When America’s favorite muscle car was introduced to a curious crowd at the World’s Fair in New York in 1964, it was an instant hit. On the first day that the 1965 Mustang went on sale, over 22,000 Mustangs were sold against Ford’s 100,000 first-year sales projection. The Ford Mustang would go on to establish a new muscle car genre, effectively disrupting the American car industry in the process.
Here’s a brief look into the Mustang’s tire-burning history through the years.
First Generation (1964-1973):
Even though the first Mustang was marketed as a 1965 model, Ford made several changes to the original model between April and August of 1964, with many options for cars built during this period. The first generation would see several key changes in body shape, drivetrain, and engine types, with buyers getting anything from an economical town car to a mean, tire-burning beast for the racetrack.

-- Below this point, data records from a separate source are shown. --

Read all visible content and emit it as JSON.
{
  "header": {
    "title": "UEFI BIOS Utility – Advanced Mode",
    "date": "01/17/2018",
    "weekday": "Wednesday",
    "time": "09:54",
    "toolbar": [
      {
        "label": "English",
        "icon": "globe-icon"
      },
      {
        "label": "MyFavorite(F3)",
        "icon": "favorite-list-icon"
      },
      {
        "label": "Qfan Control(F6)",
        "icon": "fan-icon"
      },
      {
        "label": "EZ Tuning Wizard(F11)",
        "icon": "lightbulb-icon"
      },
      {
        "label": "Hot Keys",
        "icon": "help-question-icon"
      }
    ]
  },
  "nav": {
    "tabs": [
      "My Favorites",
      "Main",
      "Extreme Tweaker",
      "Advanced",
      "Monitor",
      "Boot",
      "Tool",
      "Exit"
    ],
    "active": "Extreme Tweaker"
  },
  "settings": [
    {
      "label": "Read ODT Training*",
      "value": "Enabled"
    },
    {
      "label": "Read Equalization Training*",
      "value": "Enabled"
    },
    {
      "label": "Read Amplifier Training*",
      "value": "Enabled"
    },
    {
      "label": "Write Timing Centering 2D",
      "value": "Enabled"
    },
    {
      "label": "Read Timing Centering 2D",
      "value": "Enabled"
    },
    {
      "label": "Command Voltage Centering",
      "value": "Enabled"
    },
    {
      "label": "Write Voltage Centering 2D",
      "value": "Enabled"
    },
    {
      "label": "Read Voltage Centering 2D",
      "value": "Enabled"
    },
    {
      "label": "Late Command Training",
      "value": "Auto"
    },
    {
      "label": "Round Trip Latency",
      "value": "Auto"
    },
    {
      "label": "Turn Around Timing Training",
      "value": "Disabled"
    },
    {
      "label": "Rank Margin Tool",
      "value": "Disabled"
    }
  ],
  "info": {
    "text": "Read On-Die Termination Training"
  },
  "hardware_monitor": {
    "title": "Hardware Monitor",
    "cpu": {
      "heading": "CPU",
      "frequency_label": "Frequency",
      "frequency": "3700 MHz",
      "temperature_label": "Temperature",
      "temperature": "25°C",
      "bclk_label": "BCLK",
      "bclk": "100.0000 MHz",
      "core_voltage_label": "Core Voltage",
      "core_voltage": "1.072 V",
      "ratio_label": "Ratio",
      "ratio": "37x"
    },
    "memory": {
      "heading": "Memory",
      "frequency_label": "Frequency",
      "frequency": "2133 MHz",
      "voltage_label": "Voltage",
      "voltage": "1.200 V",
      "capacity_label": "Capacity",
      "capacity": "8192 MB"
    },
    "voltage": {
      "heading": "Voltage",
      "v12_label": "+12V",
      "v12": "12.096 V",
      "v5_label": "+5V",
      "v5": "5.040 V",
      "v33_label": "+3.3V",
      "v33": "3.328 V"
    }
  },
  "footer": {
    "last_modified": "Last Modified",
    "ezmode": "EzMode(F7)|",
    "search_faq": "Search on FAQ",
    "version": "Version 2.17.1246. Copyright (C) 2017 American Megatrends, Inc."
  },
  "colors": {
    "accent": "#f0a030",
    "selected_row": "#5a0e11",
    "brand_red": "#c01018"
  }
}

Between 1967 and 1973, the first generation of the Ford Mustang saw many significant changes. Between 1967 and 1968, the Ford Mustang spotted a big-block engine, which resulted in a longer, wider, and heavier car. The V-8, 6.4-liter engine could spew up to 335 hp, with the car’s interior and exterior trim getting a remake. During this time, Ford introduced the 7.0-litre, Cobra Jet V-8 for drag racing, a track monster that could spew up to 335 hp on the track.
The 1969 Mustang got bigger still, with a new 5.8-liter V-8 engine and additions to length and width. The Boss and Mach models also premiered during this period, with the Boss rocking a huge 7.0-liter engine with 375 hp. However, sales began waning, and for the first time in almost five years, only 200,000 Mustangs were sold in 1970.
Emission rules drove customers away from muscle cars, and in the process, the Mustang’s collection of large engines had mostly disappeared, leaving the 251-cid as the largest engine by the end of 1973.
Second Generation: Mustang II (1974-1978)
By the end of 1973, most automakers had ditched their muscle cars on the back of tightening emission riles. To address consumers’ growing need for an economical car, Ford introduced the Mustang II, a subcompact that came with either a four-cylinder, 2.3-liter engine, or a 2.8-liter V-6. It was considered successful, with Ford selling about 386,000 Mustang IIs in 1974.
The end of 1974 coincided with the end of the oil embargo that had seen the price of gas skyrocket into new highs. Consequently, Americans began to warm up to the idea of big cars, and Ford responded by offering consumers a taste of some of the old Mustang goodness.
As automakers learned to work emissions into performance tuning, Ford slowly began building performance engines, with the 2.3-litre turbo making a comeback for 1983. There was also a 5.0 High Output engine with 210 hp for the 1985 model.
Fourth Generation (1994-1998):
The fourth generation of the Mustang was still based on the Fox platform, but an updated version from previous years. Ford made significant efforts to improve performance and styling, with models from this generation spotting a beefed-up chassis and a 3.8-liter V-6 coming as standard. In 1996, the 4.9-liter V-8, which had made a comeback a few years earlier, was replaced by a 4.6-liter OHC V-8.
In 1999, the Mustang got a facelift, with the 1999 SVT Cobra becoming the first Mustang to spot an independent rear suspension. The 2003 Cobra was gifted with the fastest engine at the time, a supercharged, 4.6-liter V-8 with 390hp.
Fifth Generation (2005-2014):
In 2005, Ford went retro with the introduction of the squared-off shape similar to the Mustang’s first generation. Ford moved away from the Fox platform, with the new Mustang rocking a 4.0-liter V-6 for base models. With positive feedback from consumers, Ford stuck with this new design for the Mustang, with new engines coming in for the 2011 model, including a massive 5.0-liter V-8 that put out 412 hp.
Sixth Generation (2015 – onwards):
Ford’s latest version of the Mustang was unveiled in 2013 as a 2015 model, commemorating the muscle car’s 50th anniversary. Independent rear suspension became standard, and Ford introduced a new four-cylinder, 2.3-liter turbocharged engine capable of an impressive 310hp.
The V-6 that had been in the line-up for years was finally dropped in 2018, and Ford announced plans for a new electric crossover known as the 2020 Mustang Mach-E.